--- Your goal ---
Report every line of the records that contains the word "width".

Entries from a dataset of interfaces
-*-*-

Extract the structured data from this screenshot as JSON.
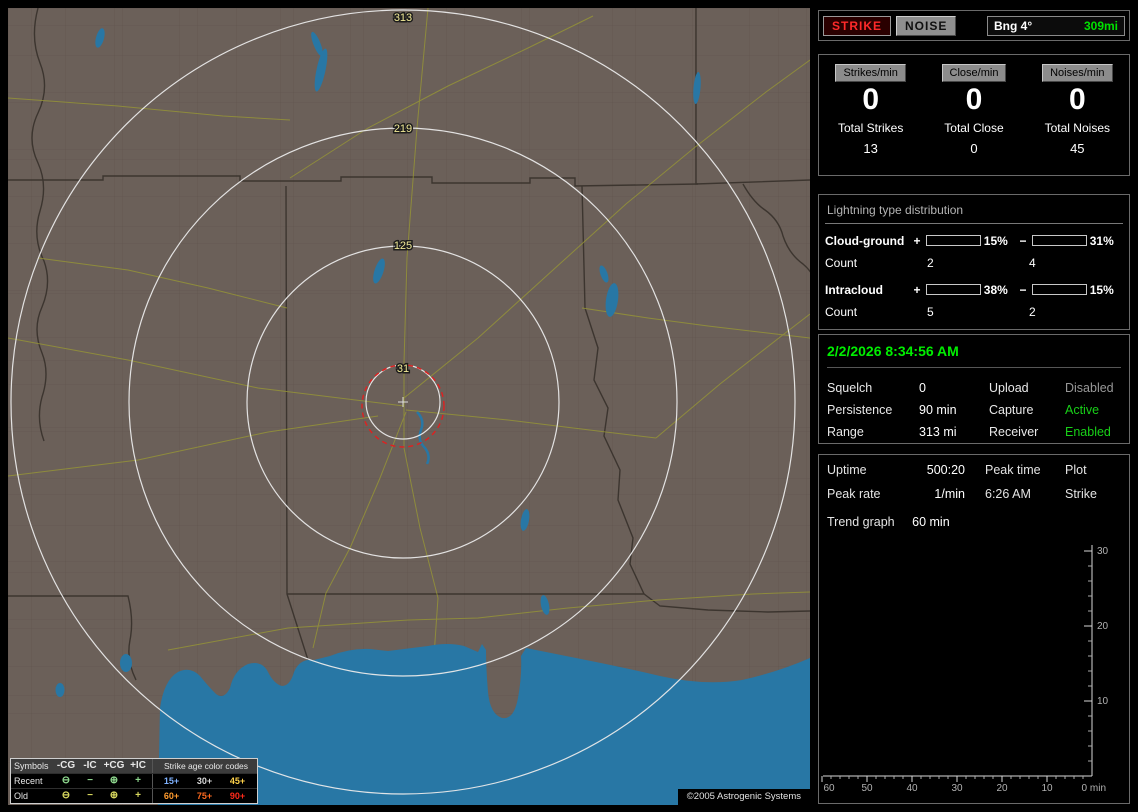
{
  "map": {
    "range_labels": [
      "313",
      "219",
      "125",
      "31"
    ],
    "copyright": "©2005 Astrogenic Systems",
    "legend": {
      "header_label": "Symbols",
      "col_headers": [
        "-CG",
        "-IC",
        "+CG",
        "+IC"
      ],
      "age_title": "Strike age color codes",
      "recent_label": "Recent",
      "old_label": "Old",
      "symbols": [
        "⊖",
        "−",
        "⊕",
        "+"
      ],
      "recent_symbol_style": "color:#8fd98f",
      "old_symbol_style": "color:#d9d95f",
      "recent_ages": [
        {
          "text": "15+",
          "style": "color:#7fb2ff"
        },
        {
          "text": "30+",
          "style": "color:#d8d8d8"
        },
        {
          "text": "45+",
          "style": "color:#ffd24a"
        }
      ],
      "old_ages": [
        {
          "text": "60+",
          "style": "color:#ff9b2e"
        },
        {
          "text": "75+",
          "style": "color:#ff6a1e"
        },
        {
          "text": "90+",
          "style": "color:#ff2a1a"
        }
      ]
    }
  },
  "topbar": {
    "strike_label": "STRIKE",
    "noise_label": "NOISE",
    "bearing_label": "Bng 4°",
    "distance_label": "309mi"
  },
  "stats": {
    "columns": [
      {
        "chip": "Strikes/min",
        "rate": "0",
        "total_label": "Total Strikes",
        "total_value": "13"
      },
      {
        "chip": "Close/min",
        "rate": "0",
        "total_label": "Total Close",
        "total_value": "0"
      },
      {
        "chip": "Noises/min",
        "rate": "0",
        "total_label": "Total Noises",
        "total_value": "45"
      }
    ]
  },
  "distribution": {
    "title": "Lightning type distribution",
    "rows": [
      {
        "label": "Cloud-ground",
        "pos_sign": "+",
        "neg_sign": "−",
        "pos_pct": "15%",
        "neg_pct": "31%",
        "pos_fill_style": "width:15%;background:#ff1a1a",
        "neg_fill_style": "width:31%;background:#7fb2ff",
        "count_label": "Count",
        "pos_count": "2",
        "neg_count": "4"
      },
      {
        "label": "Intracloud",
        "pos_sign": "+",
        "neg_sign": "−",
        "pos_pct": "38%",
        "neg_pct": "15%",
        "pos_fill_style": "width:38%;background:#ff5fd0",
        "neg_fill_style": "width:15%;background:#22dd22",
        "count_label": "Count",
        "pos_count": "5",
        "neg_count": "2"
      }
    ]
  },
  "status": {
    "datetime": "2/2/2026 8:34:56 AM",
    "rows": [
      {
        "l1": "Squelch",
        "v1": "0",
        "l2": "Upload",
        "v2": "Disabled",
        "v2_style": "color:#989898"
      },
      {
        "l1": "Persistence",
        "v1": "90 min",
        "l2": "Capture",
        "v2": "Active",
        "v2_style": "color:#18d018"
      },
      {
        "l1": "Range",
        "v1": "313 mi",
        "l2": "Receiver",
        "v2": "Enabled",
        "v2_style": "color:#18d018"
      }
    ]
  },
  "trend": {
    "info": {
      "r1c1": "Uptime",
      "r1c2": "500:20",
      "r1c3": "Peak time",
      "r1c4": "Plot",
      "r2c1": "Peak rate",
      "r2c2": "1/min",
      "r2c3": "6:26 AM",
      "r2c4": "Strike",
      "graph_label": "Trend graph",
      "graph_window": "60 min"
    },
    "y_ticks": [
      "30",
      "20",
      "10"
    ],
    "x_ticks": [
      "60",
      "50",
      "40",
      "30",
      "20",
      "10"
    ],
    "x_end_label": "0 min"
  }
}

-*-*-

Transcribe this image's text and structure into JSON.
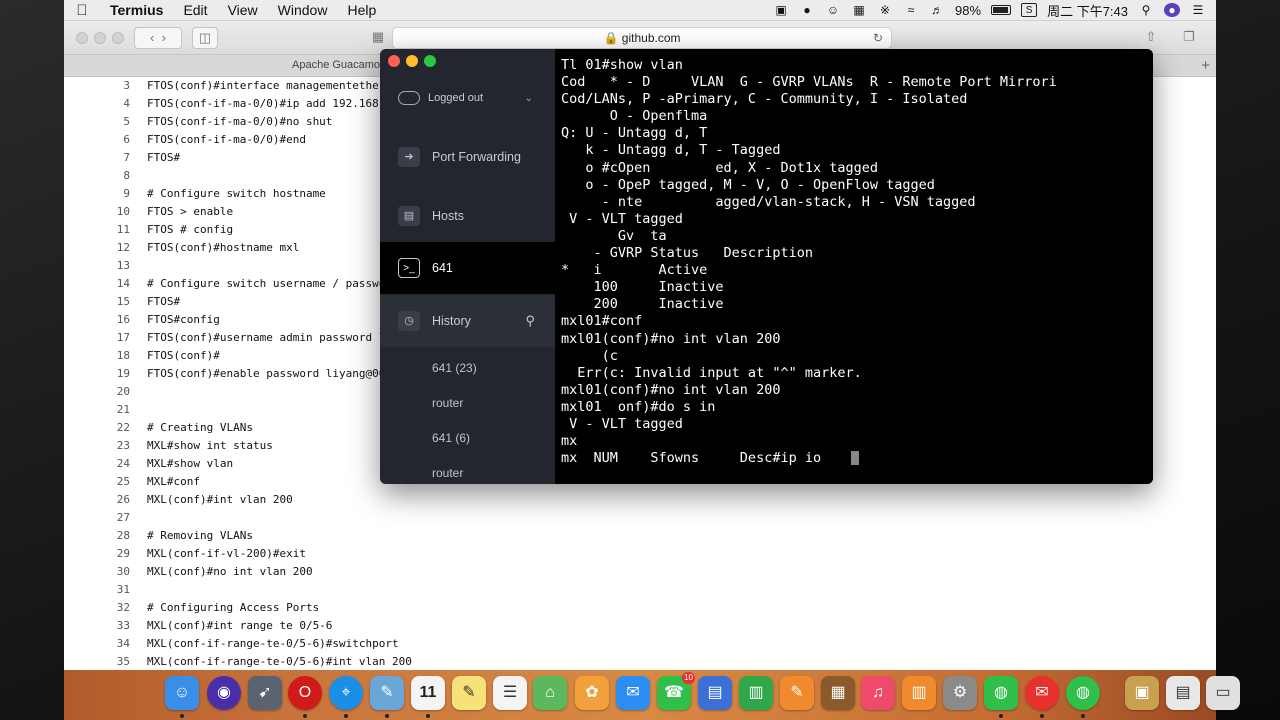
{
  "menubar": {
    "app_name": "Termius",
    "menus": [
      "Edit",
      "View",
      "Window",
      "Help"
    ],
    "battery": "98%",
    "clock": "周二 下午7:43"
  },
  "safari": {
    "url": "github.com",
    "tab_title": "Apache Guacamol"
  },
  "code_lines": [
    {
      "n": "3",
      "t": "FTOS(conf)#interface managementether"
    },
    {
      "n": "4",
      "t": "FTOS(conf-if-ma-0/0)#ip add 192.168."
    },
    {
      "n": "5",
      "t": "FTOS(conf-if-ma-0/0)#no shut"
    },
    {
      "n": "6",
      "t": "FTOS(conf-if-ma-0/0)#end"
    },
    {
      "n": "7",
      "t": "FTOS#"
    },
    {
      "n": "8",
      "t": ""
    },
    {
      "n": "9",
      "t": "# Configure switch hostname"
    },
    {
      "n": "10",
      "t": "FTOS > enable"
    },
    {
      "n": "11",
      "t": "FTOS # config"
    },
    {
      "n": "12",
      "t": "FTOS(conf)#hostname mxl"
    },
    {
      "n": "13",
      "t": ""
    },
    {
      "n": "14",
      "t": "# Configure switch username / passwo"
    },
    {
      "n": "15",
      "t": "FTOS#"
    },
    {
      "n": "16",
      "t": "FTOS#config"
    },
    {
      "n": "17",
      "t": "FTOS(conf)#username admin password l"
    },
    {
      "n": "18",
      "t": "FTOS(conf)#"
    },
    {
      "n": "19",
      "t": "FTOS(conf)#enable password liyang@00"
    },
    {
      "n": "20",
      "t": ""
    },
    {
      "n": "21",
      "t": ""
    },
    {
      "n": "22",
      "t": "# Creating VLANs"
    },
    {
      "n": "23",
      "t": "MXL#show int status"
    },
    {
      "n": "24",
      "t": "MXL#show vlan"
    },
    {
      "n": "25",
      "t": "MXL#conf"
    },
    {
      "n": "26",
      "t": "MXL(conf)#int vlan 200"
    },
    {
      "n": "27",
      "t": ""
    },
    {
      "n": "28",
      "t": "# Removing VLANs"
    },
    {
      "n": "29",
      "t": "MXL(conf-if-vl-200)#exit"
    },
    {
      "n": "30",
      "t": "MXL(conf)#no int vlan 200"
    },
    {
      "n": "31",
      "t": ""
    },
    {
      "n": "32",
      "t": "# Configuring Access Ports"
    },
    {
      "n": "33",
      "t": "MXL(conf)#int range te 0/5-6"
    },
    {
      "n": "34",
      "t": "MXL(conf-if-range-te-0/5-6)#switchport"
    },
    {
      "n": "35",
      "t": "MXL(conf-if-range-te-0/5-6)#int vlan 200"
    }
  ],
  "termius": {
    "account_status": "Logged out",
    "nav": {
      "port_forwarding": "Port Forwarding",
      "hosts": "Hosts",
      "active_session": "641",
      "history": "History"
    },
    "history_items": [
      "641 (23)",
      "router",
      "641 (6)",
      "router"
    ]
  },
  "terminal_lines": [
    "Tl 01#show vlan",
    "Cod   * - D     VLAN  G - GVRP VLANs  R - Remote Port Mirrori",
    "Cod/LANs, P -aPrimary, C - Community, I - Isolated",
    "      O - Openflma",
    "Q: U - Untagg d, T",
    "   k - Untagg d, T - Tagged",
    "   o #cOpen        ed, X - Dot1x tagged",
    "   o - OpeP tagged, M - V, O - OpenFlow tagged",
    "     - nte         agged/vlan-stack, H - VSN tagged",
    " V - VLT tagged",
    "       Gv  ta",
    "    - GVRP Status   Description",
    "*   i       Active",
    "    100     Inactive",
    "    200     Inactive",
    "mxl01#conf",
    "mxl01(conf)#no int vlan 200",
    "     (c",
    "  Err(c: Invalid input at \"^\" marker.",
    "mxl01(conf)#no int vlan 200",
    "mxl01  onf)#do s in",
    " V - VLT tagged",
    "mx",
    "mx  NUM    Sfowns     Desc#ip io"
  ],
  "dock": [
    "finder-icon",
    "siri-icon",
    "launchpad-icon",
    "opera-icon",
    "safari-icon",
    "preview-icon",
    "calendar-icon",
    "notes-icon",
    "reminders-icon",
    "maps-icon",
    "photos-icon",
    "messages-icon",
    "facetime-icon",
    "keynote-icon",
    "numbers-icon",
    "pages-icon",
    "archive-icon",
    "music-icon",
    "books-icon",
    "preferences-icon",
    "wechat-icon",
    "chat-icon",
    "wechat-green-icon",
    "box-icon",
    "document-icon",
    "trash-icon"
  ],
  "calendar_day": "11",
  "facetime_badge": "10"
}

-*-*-

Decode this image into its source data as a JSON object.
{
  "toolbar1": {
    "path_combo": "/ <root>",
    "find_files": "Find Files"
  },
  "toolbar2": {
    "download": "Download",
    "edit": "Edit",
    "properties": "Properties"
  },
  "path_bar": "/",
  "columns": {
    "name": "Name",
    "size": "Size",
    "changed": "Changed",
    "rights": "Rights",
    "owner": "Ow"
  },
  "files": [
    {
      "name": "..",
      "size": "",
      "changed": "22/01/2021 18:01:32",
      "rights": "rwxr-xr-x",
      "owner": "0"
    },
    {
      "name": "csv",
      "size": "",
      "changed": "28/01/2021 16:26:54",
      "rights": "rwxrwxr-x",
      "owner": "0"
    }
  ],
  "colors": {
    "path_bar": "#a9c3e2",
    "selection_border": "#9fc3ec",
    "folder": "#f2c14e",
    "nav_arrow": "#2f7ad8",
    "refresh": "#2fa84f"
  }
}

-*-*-

--- Written answer ---
        "pos_fill_style": "width:15%;background:#ff1a1a",
        "neg_fill_style": "width:31%;background:#7fb2ff",
        "pos_fill_style": "width:38%;background:#ff5fd0",
        "neg_fill_style": "width:15%;background:#22dd22",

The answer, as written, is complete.